The water supply section is ultimately responsible for the availability of water from Lake Michigan via the City of Evanston. The water plants' combined pumping capacity is 26,000 gallons per minute.
Quite contrary to the old saying "Out of sight, out of mind," the Department of Public Works adheres to a proactive approach for infrastructure maintenance, especially for water and sewer.
From the City of Evanston: Illinois EPA Drinking Water Sampling Update (2/11/2022)
The Village of Niles purchases drinking water from the City of Evanston through the Morton Grove-Niles Water Commission. Recent water sampling detected levels of one PFAS chemical just above the guidance level of 2.0 parts per trillion established by the Illinois Environmental Protection Agency (EPA). Please see details below from the City of Evanston as well as a link to the City's web site for additional information.
From the City of Evanston:
In 2021, the Illinois EPA began an ongoing sampling investigation of Perfluoroalkyls (PFAS) chemicals in community water supplies. PFAS are human-made chemicals that have been used in industrial and consumer products worldwide since the 1950s.
Evanston results: Illinois EPA testing determined that one PFAS chemical was detected in the City's drinking water just above its guidance level of 2.0 parts per trillion (ppt) – roughly equivalent to one drop in 20 Olympic-sized swimming pools. The levels detected for this chemical, PFOA (Perfluorooctanoic acid), were 2.2 ppt (9/2/2021), 2.3 ppt (11/16/2021), and 2.2 ppt (11/16/2021). These concentrations are well below the US EPA published Lifetime Health Advisory Level of 70 ppt.
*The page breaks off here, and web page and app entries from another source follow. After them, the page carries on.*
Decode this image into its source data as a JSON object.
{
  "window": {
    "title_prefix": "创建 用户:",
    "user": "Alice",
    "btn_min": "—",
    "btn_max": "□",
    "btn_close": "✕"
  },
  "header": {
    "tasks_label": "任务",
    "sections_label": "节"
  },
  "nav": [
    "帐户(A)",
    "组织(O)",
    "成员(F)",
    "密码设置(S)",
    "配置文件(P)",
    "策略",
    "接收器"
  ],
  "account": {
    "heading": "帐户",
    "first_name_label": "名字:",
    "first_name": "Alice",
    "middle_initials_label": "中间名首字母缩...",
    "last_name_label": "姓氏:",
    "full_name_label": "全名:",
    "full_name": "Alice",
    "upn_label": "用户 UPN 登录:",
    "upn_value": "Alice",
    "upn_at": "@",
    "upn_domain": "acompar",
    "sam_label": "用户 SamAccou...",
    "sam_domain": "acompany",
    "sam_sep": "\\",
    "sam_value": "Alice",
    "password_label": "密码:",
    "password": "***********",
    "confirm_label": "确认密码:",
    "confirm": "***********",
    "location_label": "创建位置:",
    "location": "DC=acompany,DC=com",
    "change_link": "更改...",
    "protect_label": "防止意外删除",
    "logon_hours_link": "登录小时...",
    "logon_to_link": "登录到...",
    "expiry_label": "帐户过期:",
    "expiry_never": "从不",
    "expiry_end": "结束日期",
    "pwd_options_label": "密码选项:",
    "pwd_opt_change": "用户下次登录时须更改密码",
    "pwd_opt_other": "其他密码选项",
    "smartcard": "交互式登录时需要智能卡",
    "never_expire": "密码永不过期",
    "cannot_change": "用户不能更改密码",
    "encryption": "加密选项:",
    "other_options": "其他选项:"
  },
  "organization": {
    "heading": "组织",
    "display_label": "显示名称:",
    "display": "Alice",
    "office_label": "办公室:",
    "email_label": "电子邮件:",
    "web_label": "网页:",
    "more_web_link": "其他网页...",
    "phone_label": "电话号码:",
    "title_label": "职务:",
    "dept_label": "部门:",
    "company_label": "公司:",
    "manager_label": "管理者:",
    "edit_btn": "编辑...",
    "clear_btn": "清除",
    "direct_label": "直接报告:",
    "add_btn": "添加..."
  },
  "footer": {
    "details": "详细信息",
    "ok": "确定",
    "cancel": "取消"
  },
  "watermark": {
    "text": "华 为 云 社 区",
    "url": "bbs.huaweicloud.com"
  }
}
Next steps: The City is following recommendations from the Illinois EPA and closely monitoring the latest health-based guidance. At this time, no enforceable federal or state drinking water standard, called a Maximum Contaminant Level or MCL, exists for PFAS chemicals.